In the copy, include every record below exactly as it appears, but no pictures.

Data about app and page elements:
=-=-=-=-=

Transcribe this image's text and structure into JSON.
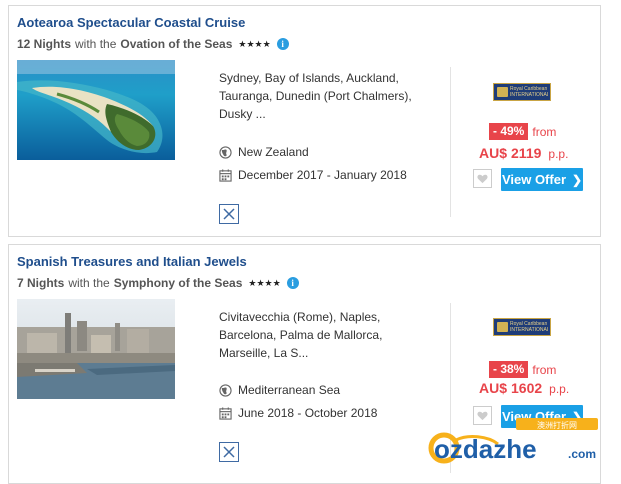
{
  "cruises": [
    {
      "title": "Aotearoa Spectacular Coastal Cruise",
      "nights": "12 Nights",
      "with_text": "with the",
      "ship": "Ovation of the Seas",
      "stars": "★★★★",
      "info_icon": "i",
      "ports": "Sydney, Bay of Islands, Auckland, Tauranga, Dunedin (Port Chalmers), Dusky ...",
      "region": "New Zealand",
      "dates": "December 2017 - January 2018",
      "discount": "- 49%",
      "from_label": "from",
      "currency": "AU$",
      "price": "2119",
      "per": "p.p.",
      "button": "View Offer",
      "logo_text": "Royal Caribbean INTERNATIONAL"
    },
    {
      "title": "Spanish Treasures and Italian Jewels",
      "nights": "7 Nights",
      "with_text": "with the",
      "ship": "Symphony of the Seas",
      "stars": "★★★★",
      "info_icon": "i",
      "ports": "Civitavecchia (Rome), Naples, Barcelona, Palma de Mallorca, Marseille, La S...",
      "region": "Mediterranean Sea",
      "dates": "June 2018 - October 2018",
      "discount": "- 38%",
      "from_label": "from",
      "currency": "AU$",
      "price": "1602",
      "per": "p.p.",
      "button": "View Offer",
      "logo_text": "Royal Caribbean INTERNATIONAL"
    }
  ],
  "watermark": {
    "brand": "ozdazhe",
    "suffix": ".com",
    "tagline": "澳洲打折网"
  },
  "colors": {
    "title": "#1f4e8c",
    "price": "#e8444a",
    "button": "#1aa0e6",
    "info": "#2a9de0"
  }
}
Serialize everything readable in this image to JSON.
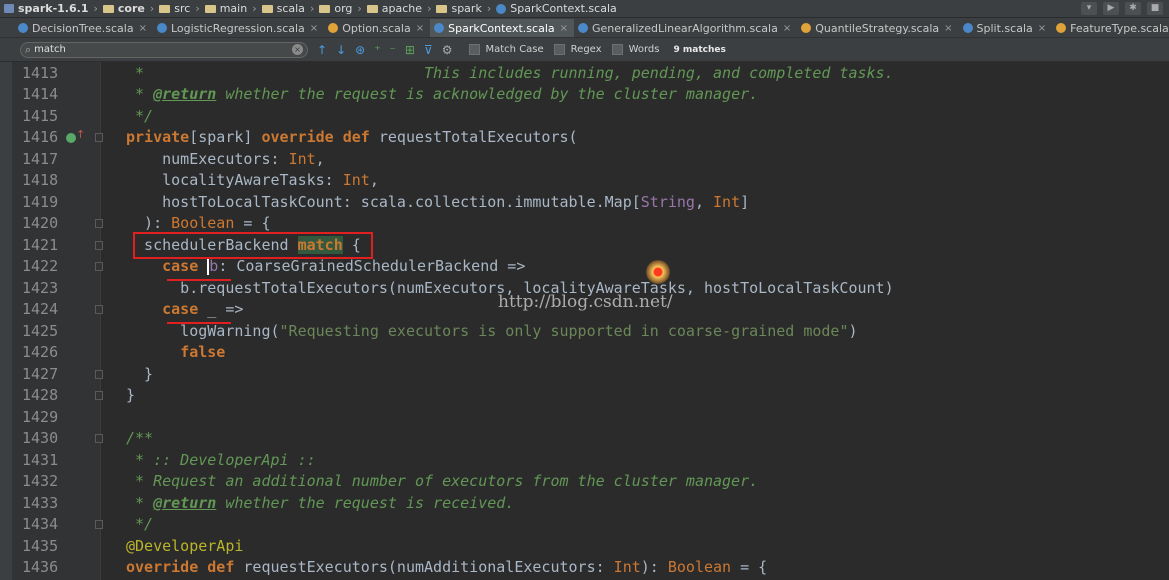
{
  "breadcrumb": {
    "items": [
      {
        "label": "spark-1.6.1",
        "icon": "project-icon",
        "bold": true
      },
      {
        "label": "core",
        "icon": "folder-icon",
        "bold": true
      },
      {
        "label": "src",
        "icon": "folder-icon"
      },
      {
        "label": "main",
        "icon": "folder-icon"
      },
      {
        "label": "scala",
        "icon": "folder-icon"
      },
      {
        "label": "org",
        "icon": "folder-icon"
      },
      {
        "label": "apache",
        "icon": "folder-icon"
      },
      {
        "label": "spark",
        "icon": "folder-icon"
      },
      {
        "label": "SparkContext.scala",
        "icon": "scala-file-icon"
      }
    ]
  },
  "tabs": [
    {
      "label": "DecisionTree.scala",
      "color": "#4a88c7",
      "active": false
    },
    {
      "label": "LogisticRegression.scala",
      "color": "#4a88c7",
      "active": false
    },
    {
      "label": "Option.scala",
      "color": "#e0a33a",
      "active": false
    },
    {
      "label": "SparkContext.scala",
      "color": "#4a88c7",
      "active": true
    },
    {
      "label": "GeneralizedLinearAlgorithm.scala",
      "color": "#4a88c7",
      "active": false
    },
    {
      "label": "QuantileStrategy.scala",
      "color": "#e0a33a",
      "active": false
    },
    {
      "label": "Split.scala",
      "color": "#4a88c7",
      "active": false
    },
    {
      "label": "FeatureType.scala",
      "color": "#e0a33a",
      "active": false
    }
  ],
  "find": {
    "query": "match",
    "match_case_label": "Match Case",
    "regex_label": "Regex",
    "words_label": "Words",
    "matches_label": "9 matches"
  },
  "editor": {
    "line_numbers": [
      "1413",
      "1414",
      "1415",
      "1416",
      "1417",
      "1418",
      "1419",
      "1420",
      "1421",
      "1422",
      "1423",
      "1424",
      "1425",
      "1426",
      "1427",
      "1428",
      "1429",
      "1430",
      "1431",
      "1432",
      "1433",
      "1434",
      "1435",
      "1436"
    ],
    "watermark": "http://blog.csdn.net/"
  },
  "colors": {
    "keyword": "#cc7832",
    "comment": "#629755",
    "string": "#6a8759",
    "annotation": "#bbb529",
    "text": "#a9b7c6",
    "match_highlight": "#32593d",
    "annotation_red": "#e02020"
  }
}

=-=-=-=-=

▸ **RESPONSE TO THIS EXERCISE**
Transcribe this image's text and structure into JSON.
{
  "cruises": [
    {
      "title": "Aotearoa Spectacular Coastal Cruise",
      "nights": "12 Nights",
      "with_text": "with the",
      "ship": "Ovation of the Seas",
      "stars": "★★★★",
      "info_icon": "i",
      "ports": "Sydney, Bay of Islands, Auckland, Tauranga, Dunedin (Port Chalmers), Dusky ...",
      "region": "New Zealand",
      "dates": "December 2017 - January 2018",
      "discount": "- 49%",
      "from_label": "from",
      "currency": "AU$",
      "price": "2119",
      "per": "p.p.",
      "button": "View Offer",
      "logo_text": "Royal Caribbean INTERNATIONAL"
    },
    {
      "title": "Spanish Treasures and Italian Jewels",
      "nights": "7 Nights",
      "with_text": "with the",
      "ship": "Symphony of the Seas",
      "stars": "★★★★",
      "info_icon": "i",
      "ports": "Civitavecchia (Rome), Naples, Barcelona, Palma de Mallorca, Marseille, La S...",
      "region": "Mediterranean Sea",
      "dates": "June 2018 - October 2018",
      "discount": "- 38%",
      "from_label": "from",
      "currency": "AU$",
      "price": "1602",
      "per": "p.p.",
      "button": "View Offer",
      "logo_text": "Royal Caribbean INTERNATIONAL"
    }
  ],
  "watermark": {
    "brand": "ozdazhe",
    "suffix": ".com",
    "tagline": "澳洲打折网"
  },
  "colors": {
    "title": "#1f4e8c",
    "price": "#e8444a",
    "button": "#1aa0e6",
    "info": "#2a9de0"
  }
}
Serialize everything readable in this image to JSON.
{
  "breadcrumb": {
    "items": [
      {
        "label": "spark-1.6.1",
        "icon": "project-icon",
        "bold": true
      },
      {
        "label": "core",
        "icon": "folder-icon",
        "bold": true
      },
      {
        "label": "src",
        "icon": "folder-icon"
      },
      {
        "label": "main",
        "icon": "folder-icon"
      },
      {
        "label": "scala",
        "icon": "folder-icon"
      },
      {
        "label": "org",
        "icon": "folder-icon"
      },
      {
        "label": "apache",
        "icon": "folder-icon"
      },
      {
        "label": "spark",
        "icon": "folder-icon"
      },
      {
        "label": "SparkContext.scala",
        "icon": "scala-file-icon"
      }
    ]
  },
  "tabs": [
    {
      "label": "DecisionTree.scala",
      "color": "#4a88c7",
      "active": false
    },
    {
      "label": "LogisticRegression.scala",
      "color": "#4a88c7",
      "active": false
    },
    {
      "label": "Option.scala",
      "color": "#e0a33a",
      "active": false
    },
    {
      "label": "SparkContext.scala",
      "color": "#4a88c7",
      "active": true
    },
    {
      "label": "GeneralizedLinearAlgorithm.scala",
      "color": "#4a88c7",
      "active": false
    },
    {
      "label": "QuantileStrategy.scala",
      "color": "#e0a33a",
      "active": false
    },
    {
      "label": "Split.scala",
      "color": "#4a88c7",
      "active": false
    },
    {
      "label": "FeatureType.scala",
      "color": "#e0a33a",
      "active": false
    }
  ],
  "find": {
    "query": "match",
    "match_case_label": "Match Case",
    "regex_label": "Regex",
    "words_label": "Words",
    "matches_label": "9 matches"
  },
  "editor": {
    "line_numbers": [
      "1413",
      "1414",
      "1415",
      "1416",
      "1417",
      "1418",
      "1419",
      "1420",
      "1421",
      "1422",
      "1423",
      "1424",
      "1425",
      "1426",
      "1427",
      "1428",
      "1429",
      "1430",
      "1431",
      "1432",
      "1433",
      "1434",
      "1435",
      "1436"
    ],
    "watermark": "http://blog.csdn.net/"
  },
  "colors": {
    "keyword": "#cc7832",
    "comment": "#629755",
    "string": "#6a8759",
    "annotation": "#bbb529",
    "text": "#a9b7c6",
    "match_highlight": "#32593d",
    "annotation_red": "#e02020"
  }
}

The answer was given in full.